Carpal Tunnel Syndrome

Carpal Tunnel Release

Carpal tunnel release is usually performed after evaluating the severity of your symptoms and response to non-surgical treatments. It may also be recommended to prevent irreversible damage, especially if you are experiencing constant numbness.

There are two types of carpal tunnel release procedures – open and endoscopic. The former involves making a small incision in your palm to view the inside of your hand and wrist, followed by dividing the transverse carpal ligament to increase the tunnel size and decrease the pressure on the median nerve. The latter entails making one or two even smaller incisions to insert a miniature camera which will guide your hand surgeon in dividing the transverse carpal ligament.

Carpal tunnel release can be done as an outpatient procedure. You may experience pain, swelling and stiffness after the surgery but these will naturally improve as time goes by during your recovery period.

Most patients also experience drastic improvements in their symptoms within the first week after surgery.

Speak to our hand surgeon today to find out more about how carpal tunnel release will benefit you.

Non-surgical Treatment Methods

The symptoms of carpal tunnel syndrome can be relieved without surgery, as long as it was diagnosed and treated early. Here are some non-surgical treatment methods your hand specialist may recommend.

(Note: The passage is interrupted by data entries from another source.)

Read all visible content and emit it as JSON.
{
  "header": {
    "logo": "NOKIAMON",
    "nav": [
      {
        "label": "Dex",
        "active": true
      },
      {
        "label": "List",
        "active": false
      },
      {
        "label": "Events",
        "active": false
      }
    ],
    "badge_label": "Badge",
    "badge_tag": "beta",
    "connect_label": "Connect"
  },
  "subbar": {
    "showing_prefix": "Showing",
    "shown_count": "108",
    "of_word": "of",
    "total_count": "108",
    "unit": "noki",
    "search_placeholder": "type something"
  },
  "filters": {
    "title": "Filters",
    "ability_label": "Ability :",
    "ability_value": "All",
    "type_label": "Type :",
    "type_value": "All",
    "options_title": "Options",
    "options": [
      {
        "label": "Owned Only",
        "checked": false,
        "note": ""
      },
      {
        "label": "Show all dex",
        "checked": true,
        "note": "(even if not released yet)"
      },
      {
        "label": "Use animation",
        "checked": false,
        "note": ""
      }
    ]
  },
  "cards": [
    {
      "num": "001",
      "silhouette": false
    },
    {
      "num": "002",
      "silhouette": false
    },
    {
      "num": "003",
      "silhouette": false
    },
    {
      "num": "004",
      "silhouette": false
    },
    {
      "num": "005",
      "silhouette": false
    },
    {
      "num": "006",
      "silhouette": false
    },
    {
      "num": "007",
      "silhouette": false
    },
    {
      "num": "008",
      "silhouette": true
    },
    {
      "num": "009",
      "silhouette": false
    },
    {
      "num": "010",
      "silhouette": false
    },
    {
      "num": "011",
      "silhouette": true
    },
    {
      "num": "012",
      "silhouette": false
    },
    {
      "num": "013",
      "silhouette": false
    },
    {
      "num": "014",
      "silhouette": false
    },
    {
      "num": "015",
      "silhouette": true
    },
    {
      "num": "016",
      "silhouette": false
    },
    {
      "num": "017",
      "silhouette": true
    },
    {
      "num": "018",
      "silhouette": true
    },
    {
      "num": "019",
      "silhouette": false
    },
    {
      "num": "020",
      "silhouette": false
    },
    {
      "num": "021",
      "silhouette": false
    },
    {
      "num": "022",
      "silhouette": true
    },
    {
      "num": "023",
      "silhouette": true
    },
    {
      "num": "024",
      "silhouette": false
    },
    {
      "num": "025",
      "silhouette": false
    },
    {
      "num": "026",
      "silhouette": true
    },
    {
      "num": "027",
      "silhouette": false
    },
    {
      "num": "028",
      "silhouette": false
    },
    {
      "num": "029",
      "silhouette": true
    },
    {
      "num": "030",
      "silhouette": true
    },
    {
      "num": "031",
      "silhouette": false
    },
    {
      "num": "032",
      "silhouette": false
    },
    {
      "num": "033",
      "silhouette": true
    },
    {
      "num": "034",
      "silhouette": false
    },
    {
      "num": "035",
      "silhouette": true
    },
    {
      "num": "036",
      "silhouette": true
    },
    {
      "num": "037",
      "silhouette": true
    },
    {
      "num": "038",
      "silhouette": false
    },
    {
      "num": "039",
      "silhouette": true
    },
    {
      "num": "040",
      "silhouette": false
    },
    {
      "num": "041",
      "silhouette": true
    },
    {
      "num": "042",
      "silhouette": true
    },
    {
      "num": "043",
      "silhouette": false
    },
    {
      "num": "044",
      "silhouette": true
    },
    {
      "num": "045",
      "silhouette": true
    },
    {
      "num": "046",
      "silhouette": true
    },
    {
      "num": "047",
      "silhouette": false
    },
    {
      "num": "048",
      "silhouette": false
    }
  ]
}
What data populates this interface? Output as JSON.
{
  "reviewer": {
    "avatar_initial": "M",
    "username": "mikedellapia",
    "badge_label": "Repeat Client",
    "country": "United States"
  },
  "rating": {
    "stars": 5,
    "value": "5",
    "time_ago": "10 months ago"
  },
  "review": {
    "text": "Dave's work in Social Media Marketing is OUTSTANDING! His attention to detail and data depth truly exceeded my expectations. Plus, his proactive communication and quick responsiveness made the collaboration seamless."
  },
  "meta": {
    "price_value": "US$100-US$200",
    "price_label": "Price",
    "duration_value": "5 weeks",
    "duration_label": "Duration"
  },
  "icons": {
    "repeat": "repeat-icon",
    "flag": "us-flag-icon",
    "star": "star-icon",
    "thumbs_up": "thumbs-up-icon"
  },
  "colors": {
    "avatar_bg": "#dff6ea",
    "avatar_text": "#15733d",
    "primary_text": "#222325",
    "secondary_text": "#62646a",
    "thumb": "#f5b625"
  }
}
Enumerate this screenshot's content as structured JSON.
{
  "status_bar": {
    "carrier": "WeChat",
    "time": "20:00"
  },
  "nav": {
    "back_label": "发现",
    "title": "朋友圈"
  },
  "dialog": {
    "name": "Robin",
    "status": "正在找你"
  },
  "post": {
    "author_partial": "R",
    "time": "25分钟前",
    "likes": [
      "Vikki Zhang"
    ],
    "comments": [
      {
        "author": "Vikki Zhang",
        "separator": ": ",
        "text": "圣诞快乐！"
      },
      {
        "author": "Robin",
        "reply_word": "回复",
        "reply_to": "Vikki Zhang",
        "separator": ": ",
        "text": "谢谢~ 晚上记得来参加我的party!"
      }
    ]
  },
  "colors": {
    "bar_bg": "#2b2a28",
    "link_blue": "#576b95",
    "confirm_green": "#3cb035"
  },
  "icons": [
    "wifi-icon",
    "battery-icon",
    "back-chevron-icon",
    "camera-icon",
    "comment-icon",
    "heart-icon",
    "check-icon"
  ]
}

  • Wearing a splint or brace – your hand specialist may prescribe a splint or brace which you can wear to keep yourself from bending your wrist while you sleep to reduce the pressure on the nerve.
  • Taking nonsteroidal anti-inflammatory medications – your hand specialist may prescribe NSAIDs to help relieve pain and reduce inflammation in the affected area.
  • Making activity modifications – symptoms tend to worsen with activity, especially when your wrist is flexed or extended; making changes to these activities can help to slow down the progression of carpal tunnel syndrome.
  • Trying nerve gliding exercises – your hand specialist may recommend certain exercises that will help your median nerve move more smoothly within the carpal tunnel.
  • Taking steroid injections – your hand specialist may suggest injecting cortisone, an anti-inflammatory agent, into the carpal tunnel to reduce swelling and relieve pain.

Other Treatments